While the neighborhood was (and still is) a lot less desirable just a block or two away, we felt that Wesleyan’s proximity would at the very least prevent any further deterioration and our property abutted a section of Washington Street Historic District listed on the National Registry of Historic Places – a fact that assured us protection from future commercial development uncertainties. So we kept returning to this dilapidated house in Middletown – a house that had been on the market for over a year with no bidders – like a lot of houses in the area. We knew with a lot of elbow grease, penny-pinching and creativity we could restore this house, and in doing so, we thought we just might encourage our neighbors to do the same.
The transformation of our block in the past four years – all with a struggling economy, mind you – has been astonishing. This small group of middle class residents has literally invested hundreds of thousands of dollars of hard-earned money in our homes and our historic neighborhood – with significant long-term benefits of these private investments going to the city as a whole. In lieu of multiple summer vacations, we painted our house, and within the year two other houses were painted. We sacrificed dinners out, new clothes and cut coupons so we could install new energy-efficient windows. Our next door neighbors put on a new roof and gutters. A coworker gave me tons of seedlings and we planted a garden in our backyard. Seeing the new garden, our neighbor on Lincoln Street apologized for leaving junk on his side of the fence and cleaned it up. So we planted more gardens. Then we called up the landlord of the other house next door and asked her to fix up the garage. A few weeks later, the rotted garage door and broken window were replaced and the whole thing was painted. This year our neighbor had her front yard landscaped by her children for Mother’s Day. There are white rocking chairs on the new front porch to admire the view. Passersby literally stop and look at our beautiful houses now, and give us their compliments if we happen to be outside. Dog owners stop and pick up after their pets now. People aren’t dropping trash on our curb and sidewalk anymore.

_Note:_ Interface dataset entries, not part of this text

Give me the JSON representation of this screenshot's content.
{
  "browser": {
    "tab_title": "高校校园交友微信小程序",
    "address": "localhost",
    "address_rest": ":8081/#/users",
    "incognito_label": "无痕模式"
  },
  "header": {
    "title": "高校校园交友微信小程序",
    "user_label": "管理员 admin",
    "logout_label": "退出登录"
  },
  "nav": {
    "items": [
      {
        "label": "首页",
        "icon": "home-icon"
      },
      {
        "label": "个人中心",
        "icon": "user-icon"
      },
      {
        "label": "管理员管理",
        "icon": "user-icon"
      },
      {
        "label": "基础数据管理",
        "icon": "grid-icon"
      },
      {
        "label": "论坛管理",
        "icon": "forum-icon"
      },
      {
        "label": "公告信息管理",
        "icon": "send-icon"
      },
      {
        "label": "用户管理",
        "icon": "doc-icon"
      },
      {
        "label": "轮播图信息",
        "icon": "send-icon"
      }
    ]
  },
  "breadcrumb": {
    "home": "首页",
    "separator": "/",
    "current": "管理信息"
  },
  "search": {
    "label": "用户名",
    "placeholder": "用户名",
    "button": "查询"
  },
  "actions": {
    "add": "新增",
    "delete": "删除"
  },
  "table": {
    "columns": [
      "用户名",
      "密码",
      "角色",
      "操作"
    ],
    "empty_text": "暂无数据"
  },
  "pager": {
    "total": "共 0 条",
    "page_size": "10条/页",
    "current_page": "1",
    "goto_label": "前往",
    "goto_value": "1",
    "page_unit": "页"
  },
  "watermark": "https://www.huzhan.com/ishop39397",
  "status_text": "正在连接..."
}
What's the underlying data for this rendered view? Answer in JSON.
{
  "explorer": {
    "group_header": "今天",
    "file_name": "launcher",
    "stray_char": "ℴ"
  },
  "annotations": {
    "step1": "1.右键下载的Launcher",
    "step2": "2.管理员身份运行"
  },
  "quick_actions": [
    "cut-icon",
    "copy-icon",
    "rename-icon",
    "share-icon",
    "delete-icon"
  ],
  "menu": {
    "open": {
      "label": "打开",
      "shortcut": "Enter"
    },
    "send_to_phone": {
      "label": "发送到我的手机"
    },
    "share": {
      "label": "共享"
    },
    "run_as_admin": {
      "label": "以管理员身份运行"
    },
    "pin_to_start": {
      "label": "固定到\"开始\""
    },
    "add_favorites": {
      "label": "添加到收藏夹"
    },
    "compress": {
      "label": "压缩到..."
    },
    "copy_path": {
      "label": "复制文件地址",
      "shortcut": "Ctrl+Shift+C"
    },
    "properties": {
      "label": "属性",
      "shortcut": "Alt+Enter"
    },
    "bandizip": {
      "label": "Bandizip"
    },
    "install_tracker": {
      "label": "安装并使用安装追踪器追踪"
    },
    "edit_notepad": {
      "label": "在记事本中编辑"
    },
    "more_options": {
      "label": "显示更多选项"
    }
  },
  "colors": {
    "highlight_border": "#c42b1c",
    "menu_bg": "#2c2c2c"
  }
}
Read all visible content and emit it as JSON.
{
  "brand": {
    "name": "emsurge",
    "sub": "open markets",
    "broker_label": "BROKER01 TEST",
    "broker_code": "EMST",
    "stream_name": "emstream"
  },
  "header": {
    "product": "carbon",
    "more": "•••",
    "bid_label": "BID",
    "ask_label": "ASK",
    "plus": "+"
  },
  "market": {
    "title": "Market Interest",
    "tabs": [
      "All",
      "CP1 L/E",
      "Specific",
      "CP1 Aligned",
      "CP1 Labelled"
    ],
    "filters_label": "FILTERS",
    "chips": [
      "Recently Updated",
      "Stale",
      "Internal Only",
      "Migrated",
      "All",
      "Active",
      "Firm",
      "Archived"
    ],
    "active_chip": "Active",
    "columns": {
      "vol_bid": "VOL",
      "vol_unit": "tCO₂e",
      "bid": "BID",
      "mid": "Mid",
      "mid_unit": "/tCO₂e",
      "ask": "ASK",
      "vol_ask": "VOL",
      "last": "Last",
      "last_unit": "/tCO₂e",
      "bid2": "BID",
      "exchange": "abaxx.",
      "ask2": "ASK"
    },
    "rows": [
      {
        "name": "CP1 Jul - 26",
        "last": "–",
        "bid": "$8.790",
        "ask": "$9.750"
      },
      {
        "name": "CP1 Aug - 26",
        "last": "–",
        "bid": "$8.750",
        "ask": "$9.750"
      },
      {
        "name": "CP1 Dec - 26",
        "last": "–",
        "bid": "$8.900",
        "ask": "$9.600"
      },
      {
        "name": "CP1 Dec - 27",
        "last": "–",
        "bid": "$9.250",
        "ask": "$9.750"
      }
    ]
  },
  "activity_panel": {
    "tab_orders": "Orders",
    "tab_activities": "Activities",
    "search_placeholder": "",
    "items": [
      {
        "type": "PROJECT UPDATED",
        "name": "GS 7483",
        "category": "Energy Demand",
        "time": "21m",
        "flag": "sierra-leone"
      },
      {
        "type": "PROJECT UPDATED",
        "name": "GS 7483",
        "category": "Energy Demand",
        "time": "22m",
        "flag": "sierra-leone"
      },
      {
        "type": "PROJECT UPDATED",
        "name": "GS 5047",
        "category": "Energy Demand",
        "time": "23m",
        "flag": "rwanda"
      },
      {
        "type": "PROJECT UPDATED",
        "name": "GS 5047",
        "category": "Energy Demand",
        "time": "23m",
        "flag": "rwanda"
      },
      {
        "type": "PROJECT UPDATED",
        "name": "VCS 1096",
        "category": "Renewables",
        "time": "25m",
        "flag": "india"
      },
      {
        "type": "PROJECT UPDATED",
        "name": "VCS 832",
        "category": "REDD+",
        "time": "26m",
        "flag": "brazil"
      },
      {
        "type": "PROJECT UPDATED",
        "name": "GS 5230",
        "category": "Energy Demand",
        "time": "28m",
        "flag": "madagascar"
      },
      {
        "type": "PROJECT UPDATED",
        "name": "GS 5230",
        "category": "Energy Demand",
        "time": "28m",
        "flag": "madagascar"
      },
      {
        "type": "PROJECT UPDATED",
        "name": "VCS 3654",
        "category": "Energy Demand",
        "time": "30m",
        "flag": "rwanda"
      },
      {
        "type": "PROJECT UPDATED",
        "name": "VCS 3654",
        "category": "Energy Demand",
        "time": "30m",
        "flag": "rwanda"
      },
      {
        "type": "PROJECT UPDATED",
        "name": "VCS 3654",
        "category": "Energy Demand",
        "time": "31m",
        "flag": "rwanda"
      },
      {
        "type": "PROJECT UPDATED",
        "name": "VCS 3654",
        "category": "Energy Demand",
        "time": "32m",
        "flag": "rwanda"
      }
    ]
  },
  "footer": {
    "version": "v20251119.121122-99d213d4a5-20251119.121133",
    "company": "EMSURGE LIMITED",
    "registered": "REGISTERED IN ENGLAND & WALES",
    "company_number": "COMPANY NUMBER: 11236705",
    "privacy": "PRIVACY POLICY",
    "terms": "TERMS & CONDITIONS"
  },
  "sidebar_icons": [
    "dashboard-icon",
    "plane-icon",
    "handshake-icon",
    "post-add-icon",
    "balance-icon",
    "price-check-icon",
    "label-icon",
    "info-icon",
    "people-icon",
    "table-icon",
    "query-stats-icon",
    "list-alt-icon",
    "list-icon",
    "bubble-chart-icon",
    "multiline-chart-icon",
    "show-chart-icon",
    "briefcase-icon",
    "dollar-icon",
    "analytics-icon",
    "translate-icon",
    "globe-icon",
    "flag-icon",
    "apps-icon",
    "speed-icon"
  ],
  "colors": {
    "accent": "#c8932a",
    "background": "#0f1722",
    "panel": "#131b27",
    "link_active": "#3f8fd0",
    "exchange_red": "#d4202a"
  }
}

Middletown has already started its work for the revaluation of all real estate. It will come as no surprise to us and some of our neighbors when our homes are assessed (and subsequently taxed) at significantly higher rates, in recognition of their increased property values.
Our city needs more residents like us and the significant investments we are making – not more poorly conceived commercial development which robs from the progress we have made. We are the living, breathing HEART of Middletown’s present and future revitalization and we are the ANCHORS of these marginal neighborhoods. Yet we have our breaking point. If the MX zone is expanded to allow commercial development next to our homes, we will quickly vanish, and you will never be able to attract homeowners like us to this area again. Middletown’s Plan of Development recognizes the inherent flaw of “an ‘economic development at any cost’ mentality that in the end turns out to be counterproductive and divisive.” We hope its Planning and Zoning Commission have the same foresight. Thank you for your time and consideration.
[Footnote: CGS 12-62(b)(2) allows assessors to use one of three methods in determining a property’s value: (1) market sales comparison, (2) cost approach, and (3) income approach. Since the developer is planning to build a new structure, the assessor will more than likely value the land based on comparable commercial parcels and the building based on the cost of construction. ]
- Jennifer Campbell Proto
The Planning and Zoning Commission will meet at 7PM on March 13 in Common Council chambers in City Hall to deliberate and vote on the proposed change. If you oppose the change, it's important to attend to show your support for Middletown's neighborhoods.